[App and web page records]
┄┄┄┄┄┄┄┄┄┄

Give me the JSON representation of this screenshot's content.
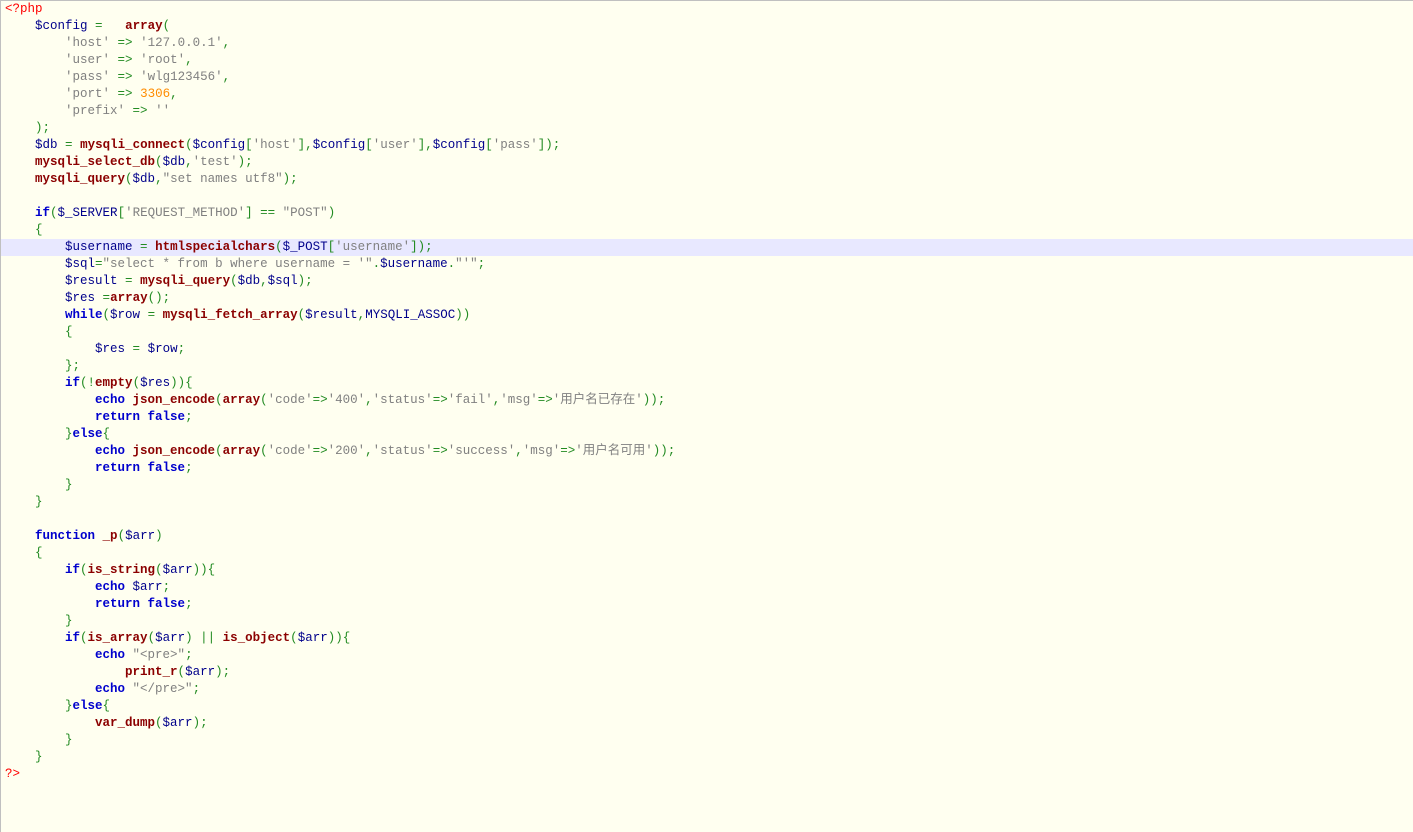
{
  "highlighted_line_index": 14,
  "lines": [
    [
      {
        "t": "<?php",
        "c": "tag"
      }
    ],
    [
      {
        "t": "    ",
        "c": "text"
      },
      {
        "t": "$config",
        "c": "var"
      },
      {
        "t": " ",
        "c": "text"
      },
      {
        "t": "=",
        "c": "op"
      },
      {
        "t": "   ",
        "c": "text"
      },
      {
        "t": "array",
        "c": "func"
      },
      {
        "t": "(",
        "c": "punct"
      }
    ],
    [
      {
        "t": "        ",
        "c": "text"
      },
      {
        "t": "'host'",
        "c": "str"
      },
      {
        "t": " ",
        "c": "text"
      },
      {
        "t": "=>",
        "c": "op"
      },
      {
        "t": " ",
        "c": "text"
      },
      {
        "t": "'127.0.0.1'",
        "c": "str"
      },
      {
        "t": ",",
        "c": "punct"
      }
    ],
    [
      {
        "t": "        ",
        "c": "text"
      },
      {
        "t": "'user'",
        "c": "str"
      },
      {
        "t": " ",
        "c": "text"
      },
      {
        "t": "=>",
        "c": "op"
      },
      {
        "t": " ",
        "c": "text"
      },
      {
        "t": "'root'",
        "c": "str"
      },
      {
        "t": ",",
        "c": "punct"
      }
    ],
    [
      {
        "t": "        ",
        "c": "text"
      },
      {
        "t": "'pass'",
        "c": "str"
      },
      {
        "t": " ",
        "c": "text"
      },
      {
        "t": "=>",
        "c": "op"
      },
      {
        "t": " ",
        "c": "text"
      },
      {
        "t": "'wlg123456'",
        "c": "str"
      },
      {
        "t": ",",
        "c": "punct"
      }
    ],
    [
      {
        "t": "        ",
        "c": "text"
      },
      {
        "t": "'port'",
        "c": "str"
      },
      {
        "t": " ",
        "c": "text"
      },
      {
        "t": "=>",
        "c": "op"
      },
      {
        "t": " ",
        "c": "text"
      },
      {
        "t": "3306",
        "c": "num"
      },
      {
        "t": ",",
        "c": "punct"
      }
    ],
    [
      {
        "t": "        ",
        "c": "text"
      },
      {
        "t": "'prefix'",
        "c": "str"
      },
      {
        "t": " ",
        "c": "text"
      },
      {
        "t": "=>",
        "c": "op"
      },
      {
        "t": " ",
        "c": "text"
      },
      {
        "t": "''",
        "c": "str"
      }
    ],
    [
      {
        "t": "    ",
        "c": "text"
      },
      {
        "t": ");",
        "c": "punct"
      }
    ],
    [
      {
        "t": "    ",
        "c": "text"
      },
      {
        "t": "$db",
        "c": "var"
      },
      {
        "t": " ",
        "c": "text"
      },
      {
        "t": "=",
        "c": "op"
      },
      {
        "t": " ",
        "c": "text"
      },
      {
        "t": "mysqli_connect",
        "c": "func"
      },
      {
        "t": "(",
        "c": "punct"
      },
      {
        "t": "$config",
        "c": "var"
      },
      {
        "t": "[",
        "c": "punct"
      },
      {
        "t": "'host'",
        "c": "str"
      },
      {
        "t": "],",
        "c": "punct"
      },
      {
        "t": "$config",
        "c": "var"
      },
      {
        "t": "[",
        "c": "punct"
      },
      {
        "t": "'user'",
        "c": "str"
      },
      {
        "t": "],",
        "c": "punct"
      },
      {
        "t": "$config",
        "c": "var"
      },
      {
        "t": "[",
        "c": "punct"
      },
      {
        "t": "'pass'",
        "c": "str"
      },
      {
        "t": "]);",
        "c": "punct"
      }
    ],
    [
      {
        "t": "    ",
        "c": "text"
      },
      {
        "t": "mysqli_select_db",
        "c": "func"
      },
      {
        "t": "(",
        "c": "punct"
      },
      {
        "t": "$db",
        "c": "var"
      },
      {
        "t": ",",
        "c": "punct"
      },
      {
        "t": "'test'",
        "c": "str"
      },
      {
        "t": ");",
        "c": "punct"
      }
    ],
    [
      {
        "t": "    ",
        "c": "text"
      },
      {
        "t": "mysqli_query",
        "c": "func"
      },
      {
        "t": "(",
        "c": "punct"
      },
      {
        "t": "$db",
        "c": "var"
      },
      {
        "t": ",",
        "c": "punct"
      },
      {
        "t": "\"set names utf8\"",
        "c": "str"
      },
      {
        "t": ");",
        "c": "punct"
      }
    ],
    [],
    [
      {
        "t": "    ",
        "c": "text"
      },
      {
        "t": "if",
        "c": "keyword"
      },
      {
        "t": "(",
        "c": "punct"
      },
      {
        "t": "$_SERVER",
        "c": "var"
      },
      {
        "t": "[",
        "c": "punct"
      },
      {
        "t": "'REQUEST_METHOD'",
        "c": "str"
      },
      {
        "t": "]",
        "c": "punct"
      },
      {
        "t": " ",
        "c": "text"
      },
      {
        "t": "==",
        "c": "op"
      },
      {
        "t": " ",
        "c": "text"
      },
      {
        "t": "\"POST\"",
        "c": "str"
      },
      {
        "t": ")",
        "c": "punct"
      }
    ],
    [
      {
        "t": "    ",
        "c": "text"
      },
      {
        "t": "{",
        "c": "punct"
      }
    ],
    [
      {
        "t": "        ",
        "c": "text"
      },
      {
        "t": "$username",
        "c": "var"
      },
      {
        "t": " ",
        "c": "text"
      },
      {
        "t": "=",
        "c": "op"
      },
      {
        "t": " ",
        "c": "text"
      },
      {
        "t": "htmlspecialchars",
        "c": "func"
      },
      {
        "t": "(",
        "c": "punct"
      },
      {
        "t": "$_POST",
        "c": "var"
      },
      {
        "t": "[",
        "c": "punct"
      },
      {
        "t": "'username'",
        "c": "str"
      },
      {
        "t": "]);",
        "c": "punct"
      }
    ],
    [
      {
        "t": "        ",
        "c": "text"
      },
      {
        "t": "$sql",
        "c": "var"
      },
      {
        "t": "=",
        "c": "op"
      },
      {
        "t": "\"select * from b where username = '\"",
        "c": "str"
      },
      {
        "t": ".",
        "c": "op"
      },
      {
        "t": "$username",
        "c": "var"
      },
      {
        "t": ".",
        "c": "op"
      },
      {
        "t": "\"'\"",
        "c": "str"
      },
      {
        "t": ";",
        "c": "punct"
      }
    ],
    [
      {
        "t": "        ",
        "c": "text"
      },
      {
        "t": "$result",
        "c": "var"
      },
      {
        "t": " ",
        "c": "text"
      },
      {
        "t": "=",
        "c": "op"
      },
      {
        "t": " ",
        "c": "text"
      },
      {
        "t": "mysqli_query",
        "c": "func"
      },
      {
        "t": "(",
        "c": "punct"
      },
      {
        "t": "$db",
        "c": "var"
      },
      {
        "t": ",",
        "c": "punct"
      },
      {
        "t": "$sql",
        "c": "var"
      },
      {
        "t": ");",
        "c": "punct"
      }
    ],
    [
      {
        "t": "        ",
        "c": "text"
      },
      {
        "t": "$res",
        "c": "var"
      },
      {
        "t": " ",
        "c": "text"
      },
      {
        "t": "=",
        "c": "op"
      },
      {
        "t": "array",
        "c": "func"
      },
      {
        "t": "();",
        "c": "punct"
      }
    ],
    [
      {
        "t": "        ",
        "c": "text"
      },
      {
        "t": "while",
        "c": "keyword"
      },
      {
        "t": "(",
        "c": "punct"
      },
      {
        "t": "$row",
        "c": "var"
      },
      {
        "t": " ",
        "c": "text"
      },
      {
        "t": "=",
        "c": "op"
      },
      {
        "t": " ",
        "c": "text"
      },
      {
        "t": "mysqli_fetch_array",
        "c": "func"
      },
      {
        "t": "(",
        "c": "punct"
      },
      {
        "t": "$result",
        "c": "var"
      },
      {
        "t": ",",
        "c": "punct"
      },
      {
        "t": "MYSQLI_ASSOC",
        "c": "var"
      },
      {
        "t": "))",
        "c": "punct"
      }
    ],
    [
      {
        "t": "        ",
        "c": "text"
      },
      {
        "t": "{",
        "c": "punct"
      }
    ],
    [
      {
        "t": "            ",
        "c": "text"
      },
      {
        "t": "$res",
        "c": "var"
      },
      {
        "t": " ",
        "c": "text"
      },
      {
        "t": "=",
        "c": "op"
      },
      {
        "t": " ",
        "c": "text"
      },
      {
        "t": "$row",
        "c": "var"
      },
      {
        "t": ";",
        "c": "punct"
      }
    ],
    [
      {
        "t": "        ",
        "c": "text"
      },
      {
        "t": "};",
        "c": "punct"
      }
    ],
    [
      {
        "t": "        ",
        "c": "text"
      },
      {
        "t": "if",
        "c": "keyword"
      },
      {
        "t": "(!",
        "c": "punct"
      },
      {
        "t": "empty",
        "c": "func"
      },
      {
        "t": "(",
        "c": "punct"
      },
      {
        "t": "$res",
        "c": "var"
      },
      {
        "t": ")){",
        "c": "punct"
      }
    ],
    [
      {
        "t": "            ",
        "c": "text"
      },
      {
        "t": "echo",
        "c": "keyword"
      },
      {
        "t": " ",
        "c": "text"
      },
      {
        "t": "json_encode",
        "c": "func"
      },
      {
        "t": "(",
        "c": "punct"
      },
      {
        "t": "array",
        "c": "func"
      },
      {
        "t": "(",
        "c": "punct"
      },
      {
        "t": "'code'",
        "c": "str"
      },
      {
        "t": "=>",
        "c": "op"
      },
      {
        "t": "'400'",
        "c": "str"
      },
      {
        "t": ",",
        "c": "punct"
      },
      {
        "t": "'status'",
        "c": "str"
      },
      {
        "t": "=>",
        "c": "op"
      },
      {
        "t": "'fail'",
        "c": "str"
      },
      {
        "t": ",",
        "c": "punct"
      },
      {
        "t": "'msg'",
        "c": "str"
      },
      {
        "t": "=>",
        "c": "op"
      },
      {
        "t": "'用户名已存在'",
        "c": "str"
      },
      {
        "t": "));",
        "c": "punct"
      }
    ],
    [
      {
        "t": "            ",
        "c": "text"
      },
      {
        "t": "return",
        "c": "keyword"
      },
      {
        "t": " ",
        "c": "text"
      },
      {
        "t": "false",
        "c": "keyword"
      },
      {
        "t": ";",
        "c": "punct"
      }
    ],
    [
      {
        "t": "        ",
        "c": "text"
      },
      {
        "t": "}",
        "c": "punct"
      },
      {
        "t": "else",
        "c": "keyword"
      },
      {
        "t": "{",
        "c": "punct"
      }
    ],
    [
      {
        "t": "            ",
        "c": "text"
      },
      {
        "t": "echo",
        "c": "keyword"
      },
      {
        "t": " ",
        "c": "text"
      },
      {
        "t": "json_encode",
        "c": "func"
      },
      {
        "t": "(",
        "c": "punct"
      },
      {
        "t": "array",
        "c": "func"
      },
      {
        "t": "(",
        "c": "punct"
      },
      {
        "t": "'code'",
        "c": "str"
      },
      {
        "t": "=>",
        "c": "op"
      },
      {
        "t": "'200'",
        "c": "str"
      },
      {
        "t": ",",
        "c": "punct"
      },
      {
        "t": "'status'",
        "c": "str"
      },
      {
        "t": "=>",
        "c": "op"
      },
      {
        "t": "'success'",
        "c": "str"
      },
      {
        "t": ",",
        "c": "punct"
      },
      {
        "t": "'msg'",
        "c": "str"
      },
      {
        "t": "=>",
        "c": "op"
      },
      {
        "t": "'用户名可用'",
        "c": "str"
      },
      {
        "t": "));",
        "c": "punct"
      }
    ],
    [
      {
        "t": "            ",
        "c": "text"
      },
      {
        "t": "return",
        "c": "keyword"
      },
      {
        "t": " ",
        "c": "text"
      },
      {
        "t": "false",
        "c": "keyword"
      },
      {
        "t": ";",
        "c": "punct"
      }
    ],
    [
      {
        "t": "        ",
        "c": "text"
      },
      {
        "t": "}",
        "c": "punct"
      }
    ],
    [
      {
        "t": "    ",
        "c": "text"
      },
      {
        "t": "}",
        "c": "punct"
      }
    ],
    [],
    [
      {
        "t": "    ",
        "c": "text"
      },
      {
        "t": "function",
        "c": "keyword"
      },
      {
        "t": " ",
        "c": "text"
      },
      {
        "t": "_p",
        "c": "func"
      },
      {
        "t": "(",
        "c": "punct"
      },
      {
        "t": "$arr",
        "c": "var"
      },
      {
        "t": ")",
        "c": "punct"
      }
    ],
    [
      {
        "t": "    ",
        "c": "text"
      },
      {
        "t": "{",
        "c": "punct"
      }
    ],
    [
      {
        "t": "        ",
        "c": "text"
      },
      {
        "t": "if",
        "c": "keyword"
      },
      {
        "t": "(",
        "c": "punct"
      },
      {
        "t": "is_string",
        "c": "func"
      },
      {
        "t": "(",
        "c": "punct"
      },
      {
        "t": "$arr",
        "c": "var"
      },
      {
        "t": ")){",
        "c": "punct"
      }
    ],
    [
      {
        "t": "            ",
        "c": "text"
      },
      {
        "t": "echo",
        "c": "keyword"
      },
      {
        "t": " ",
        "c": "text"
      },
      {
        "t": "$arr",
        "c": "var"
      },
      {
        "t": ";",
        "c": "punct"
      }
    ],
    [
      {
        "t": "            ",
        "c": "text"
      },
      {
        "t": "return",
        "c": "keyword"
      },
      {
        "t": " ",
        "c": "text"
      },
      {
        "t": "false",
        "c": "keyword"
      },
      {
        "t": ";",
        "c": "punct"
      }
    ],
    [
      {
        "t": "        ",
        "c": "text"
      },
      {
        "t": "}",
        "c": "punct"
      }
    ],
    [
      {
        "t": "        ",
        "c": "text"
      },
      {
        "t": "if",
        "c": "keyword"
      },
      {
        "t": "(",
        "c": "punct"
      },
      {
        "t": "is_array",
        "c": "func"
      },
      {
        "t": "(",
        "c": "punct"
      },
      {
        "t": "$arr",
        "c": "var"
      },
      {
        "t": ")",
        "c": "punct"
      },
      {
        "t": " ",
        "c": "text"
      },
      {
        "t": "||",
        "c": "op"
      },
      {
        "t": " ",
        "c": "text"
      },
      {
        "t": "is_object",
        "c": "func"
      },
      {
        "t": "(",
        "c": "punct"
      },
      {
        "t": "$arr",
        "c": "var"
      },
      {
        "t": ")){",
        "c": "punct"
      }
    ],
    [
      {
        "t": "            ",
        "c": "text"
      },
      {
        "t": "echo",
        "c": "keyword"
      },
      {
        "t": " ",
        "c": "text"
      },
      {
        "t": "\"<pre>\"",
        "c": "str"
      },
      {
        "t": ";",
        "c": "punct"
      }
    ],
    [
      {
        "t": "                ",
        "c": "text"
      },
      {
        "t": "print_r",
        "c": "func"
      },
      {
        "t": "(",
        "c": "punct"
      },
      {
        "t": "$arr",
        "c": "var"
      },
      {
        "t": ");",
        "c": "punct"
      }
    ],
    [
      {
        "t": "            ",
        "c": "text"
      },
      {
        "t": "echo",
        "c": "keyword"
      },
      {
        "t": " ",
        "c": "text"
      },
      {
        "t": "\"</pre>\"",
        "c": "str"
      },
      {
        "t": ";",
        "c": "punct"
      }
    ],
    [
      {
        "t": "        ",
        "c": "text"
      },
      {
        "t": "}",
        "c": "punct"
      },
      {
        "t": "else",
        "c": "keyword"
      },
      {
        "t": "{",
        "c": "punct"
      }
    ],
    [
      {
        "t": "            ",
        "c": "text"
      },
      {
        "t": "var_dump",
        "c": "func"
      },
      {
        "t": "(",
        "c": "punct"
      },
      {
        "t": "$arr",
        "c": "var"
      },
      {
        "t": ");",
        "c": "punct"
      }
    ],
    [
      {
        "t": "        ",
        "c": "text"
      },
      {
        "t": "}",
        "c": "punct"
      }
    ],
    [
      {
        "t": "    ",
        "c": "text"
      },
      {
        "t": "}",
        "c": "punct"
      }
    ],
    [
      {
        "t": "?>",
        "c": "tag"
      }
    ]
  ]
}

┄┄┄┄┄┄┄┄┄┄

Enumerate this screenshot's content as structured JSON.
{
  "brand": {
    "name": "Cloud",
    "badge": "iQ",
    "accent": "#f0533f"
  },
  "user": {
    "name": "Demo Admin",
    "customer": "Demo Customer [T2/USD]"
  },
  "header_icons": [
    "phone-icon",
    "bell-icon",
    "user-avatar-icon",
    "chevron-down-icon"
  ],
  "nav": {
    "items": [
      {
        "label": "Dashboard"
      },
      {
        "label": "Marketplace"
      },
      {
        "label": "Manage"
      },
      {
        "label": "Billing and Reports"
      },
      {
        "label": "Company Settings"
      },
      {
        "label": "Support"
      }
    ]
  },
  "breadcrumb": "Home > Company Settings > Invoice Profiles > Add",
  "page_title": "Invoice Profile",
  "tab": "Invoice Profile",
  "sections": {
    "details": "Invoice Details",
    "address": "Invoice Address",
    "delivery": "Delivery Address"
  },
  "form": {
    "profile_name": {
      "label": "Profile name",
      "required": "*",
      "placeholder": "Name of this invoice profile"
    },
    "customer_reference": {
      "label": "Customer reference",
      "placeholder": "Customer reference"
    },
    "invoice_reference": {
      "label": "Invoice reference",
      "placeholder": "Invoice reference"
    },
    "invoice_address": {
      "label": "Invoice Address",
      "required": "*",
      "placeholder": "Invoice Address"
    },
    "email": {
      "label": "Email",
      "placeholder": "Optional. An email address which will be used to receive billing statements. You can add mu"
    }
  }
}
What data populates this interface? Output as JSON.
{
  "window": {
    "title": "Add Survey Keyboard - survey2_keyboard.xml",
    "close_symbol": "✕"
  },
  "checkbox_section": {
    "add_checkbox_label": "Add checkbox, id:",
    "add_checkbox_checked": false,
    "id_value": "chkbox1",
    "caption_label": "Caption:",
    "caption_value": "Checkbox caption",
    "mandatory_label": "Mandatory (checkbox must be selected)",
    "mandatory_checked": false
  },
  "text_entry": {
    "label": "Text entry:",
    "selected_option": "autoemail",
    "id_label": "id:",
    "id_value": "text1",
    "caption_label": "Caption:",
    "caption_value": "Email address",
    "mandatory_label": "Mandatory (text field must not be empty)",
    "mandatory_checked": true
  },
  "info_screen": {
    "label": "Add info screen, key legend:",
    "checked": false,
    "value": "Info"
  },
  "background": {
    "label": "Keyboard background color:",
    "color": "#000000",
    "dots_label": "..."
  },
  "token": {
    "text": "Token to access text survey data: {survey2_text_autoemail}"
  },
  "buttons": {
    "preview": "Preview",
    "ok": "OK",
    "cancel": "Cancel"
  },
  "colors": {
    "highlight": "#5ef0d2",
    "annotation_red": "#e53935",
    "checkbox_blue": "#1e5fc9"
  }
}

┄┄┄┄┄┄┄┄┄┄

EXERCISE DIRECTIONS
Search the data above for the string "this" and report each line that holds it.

TASK RESPONSE
Give me the JSON representation of this screenshot's content.
Enumerate this screenshot's content as structured JSON.
      "placeholder": "Name of this invoice profile"
What data populates this interface? Output as JSON.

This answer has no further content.